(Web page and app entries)
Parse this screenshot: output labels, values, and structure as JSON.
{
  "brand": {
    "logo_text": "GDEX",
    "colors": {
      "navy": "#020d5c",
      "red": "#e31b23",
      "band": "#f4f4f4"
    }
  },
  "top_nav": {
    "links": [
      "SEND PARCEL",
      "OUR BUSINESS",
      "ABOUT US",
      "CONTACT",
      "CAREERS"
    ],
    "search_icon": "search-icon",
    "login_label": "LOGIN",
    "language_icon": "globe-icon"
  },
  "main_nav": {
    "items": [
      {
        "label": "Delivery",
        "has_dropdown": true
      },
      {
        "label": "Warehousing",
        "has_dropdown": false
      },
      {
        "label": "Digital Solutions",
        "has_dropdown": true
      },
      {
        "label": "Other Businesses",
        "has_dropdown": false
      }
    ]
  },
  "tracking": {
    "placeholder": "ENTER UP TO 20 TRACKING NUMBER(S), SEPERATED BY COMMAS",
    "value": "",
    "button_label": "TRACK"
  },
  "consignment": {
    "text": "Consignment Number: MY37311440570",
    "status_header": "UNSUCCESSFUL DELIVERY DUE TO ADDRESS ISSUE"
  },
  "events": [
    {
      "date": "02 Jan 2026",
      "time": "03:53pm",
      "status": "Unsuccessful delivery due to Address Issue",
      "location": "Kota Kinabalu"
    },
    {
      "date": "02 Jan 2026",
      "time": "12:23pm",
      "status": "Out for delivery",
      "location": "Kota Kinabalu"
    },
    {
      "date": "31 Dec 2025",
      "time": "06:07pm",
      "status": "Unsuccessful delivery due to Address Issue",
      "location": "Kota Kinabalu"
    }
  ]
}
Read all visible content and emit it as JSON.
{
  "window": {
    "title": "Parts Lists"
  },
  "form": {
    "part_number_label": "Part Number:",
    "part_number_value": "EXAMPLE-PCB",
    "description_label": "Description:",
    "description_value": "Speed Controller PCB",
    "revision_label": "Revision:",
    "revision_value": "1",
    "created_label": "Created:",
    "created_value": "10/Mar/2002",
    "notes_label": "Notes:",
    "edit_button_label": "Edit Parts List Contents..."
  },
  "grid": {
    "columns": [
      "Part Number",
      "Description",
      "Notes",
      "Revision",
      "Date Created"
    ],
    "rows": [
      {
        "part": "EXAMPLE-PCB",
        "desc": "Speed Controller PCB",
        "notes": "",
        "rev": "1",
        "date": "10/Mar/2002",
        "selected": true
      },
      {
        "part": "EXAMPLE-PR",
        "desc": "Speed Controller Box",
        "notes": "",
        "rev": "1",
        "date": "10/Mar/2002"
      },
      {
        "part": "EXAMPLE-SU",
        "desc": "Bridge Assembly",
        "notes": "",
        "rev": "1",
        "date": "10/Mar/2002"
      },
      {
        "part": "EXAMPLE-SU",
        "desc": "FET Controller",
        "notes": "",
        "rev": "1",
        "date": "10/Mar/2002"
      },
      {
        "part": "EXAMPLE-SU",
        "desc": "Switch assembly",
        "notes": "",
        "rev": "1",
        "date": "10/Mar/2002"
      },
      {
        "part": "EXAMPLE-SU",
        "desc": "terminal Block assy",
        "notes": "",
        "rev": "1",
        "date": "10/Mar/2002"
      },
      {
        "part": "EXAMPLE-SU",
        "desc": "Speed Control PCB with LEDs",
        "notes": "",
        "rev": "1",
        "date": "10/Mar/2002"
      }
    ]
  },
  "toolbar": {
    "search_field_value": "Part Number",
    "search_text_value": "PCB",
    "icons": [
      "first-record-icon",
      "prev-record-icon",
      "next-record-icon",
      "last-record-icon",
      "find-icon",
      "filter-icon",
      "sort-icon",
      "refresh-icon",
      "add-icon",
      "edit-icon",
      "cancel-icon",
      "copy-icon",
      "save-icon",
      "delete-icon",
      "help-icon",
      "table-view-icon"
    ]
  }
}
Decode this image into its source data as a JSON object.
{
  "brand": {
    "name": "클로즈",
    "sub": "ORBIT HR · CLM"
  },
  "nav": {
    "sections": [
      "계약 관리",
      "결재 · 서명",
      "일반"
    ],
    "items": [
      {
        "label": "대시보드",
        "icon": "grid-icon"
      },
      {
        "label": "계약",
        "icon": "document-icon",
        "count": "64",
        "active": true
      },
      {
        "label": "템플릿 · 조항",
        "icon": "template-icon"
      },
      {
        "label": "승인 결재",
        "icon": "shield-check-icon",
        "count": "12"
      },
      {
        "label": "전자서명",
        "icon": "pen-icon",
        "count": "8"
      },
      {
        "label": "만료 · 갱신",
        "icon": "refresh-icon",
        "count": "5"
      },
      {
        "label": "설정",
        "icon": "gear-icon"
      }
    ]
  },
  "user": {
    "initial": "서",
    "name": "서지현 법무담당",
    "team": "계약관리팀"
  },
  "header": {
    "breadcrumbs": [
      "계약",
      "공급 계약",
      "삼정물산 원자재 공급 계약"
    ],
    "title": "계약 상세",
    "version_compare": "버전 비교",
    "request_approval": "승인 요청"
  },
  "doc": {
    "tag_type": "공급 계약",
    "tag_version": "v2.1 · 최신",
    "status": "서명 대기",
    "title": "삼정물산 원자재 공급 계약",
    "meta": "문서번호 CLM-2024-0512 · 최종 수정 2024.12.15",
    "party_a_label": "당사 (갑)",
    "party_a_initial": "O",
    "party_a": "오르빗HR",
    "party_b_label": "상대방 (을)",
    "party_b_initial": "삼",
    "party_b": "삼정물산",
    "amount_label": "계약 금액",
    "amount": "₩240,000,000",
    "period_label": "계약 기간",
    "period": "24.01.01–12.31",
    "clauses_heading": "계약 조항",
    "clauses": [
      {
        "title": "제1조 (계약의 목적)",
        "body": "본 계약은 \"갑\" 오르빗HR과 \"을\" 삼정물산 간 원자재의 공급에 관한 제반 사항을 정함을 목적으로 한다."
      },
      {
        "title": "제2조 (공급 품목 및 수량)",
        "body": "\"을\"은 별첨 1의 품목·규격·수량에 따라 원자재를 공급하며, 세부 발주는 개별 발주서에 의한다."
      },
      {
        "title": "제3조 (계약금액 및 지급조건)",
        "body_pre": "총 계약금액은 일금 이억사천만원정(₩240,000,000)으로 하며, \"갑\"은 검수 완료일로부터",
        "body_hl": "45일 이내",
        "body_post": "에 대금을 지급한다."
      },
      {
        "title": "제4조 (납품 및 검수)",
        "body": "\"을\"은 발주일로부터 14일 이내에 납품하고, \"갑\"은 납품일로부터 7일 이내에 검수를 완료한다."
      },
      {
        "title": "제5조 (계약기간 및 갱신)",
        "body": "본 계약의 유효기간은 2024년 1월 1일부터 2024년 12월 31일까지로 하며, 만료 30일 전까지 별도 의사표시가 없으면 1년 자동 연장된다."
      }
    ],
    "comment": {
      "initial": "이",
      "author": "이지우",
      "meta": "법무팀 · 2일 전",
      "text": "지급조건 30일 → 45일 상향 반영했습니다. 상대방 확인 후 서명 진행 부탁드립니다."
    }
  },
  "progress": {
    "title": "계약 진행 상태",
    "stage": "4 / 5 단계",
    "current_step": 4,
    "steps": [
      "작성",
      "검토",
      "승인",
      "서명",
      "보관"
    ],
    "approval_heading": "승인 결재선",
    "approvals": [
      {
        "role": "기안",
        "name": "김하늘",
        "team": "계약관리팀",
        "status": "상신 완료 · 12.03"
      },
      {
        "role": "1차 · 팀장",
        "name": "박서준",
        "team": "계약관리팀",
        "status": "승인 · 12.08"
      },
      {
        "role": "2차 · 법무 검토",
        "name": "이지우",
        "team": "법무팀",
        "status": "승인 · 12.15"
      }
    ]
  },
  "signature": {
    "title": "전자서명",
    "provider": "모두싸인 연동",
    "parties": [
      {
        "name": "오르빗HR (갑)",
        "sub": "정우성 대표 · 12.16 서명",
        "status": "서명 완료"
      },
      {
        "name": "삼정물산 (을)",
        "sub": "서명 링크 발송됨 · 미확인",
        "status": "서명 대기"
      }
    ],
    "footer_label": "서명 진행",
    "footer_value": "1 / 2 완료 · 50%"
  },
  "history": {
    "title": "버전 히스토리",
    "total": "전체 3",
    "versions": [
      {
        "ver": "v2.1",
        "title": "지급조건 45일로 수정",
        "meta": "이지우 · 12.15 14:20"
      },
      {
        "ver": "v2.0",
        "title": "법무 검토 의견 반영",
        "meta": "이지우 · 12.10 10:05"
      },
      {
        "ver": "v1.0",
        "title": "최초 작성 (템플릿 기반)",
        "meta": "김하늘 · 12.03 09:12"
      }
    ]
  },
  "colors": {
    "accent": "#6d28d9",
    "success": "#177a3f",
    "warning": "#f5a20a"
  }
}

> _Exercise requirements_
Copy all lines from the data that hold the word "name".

> _Your response_
    "name": "클로즈",
    "name": "서지현 법무담당",
        "name": "김하늘",
        "name": "박서준",
        "name": "이지우",
        "name": "오르빗HR (갑)",
        "name": "삼정물산 (을)",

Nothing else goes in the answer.